    Bob was a good man, a kind man, and a man who, in my experience, was a real gentleman. When my mother-in-law died, and I mentioned it on MNB, he was one of the first people to send me a note, to ask what he could do. We were not close friends, but we were friends, and had known each other for at least 25 years. I liked him a lot, and I liked his wife, Carolyn. My heart goes out to her, and to their children.

    I'll miss Bob. We all are poorer for his passing.

    Published on: February 12, 2014

    Responding to Michael Sansolo's column yesterday that used an Olympics event as a business lesson, MNB reader Daniel Hariton McQuade wrote:
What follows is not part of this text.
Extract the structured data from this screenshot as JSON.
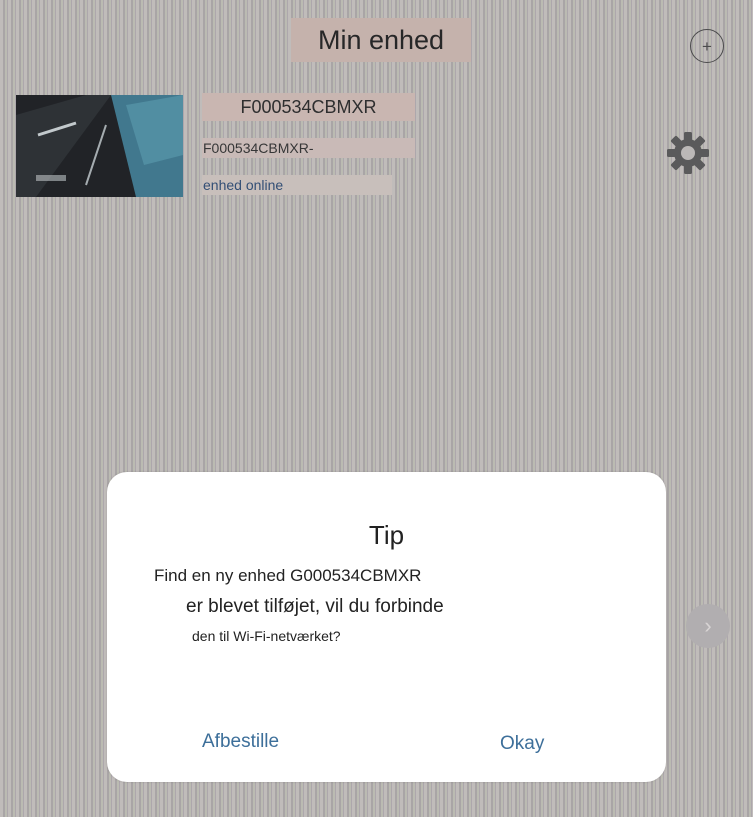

    So us snowboarders look like slackers? First time in 57 years I have been called that for how I look when I am riding....and if it wasn't for those slacker looking riders do you realize how many mountains and related industries would be out of business or significantly impacted.

    Don't take it personally. It's just the hair and the clothing …

    We had a piece yesterday about McDonald's big problem, which is a confluence of economics and consumer food attitudes that hurts its sales. (I think it is just mediocre food, but that's just me.)

    One MNB user wrote:

    McDonald's has been and always will be a kids, fast food restaurant.  They tried to change many times in many ways with no success. They take out play yards, added salads and a coffee bar, but little to no change. First they need to be quicker to market with new items,  their R&D  team takes way too long. Also per many many suppliers who I have talked to, trying to get a new item or thought to them is impossible. They just don't give out appointments, what a mistake. Last, they need to get out of the fried / microwave business. In & Out, Five Guys and many others cook theirs, and you can taste the difference, plus they come out with a wrap that has a breaded product vs. a naked version, which is much healthier. Yes, the days of serving billions of burgers may be slowing down.

    From another reader:

    I could never get why they cannot master a good burger, real fries or even a simple hot dog. Unfortunately, I eat on the run a lot, but they are my last choice as the food simply does not improve!

    And another MNB reader chimed in:

    I knew you had to take a cheap shot at McDonalds.

    Not a cheap shot if it is true.

    Referring to a New Yorker piece about Amazon that I linked to yesterday, one MNB reader wrote:

    George Packer is another whiny crybaby apologist for whose first reaction to competition is to yell “Not fair!” and then cry and whine and stamp their feet.

    His diatribe no doubt entertained the five people still reading The New Yorker.

    Boo hoo.

    You miss the point, I think.

    I didn't read the piece as whining, but as a dissection of Amazon's methods of doing business. It seemed largely fair … and, by the way, I am an enthusiastic Amazon user. And, we've sold a lot of books on Amazon at a time when it was impossible for us to get distribution at places like Barnes & Noble. But I'm certainly willing to consider different points of view about Amazon, because that's part of being an intelligent, informed human being.

    One other thing. The New Yorker has more than a million subscribers, and, I think, remains one of the most interesting and best-written magazines out there. And if you look at how it has adapted its content for online consumption, I think it has been remarkable.

    Finally, on another subject, one reader wrote:

    Great "Field of Dreams" quote.  Makes me hopeful for Spring...which seems like a Dream itself given the weather we have been having in the Northeast.

    And from another:

    When I read the Terrance Mann (James Earl Jones) quote, I can see  him pacing in front of the diamond and hear that wonderful baritone voice of his.

    Good rule of life: You can't quote Field of Dreams too often.
    KC's View: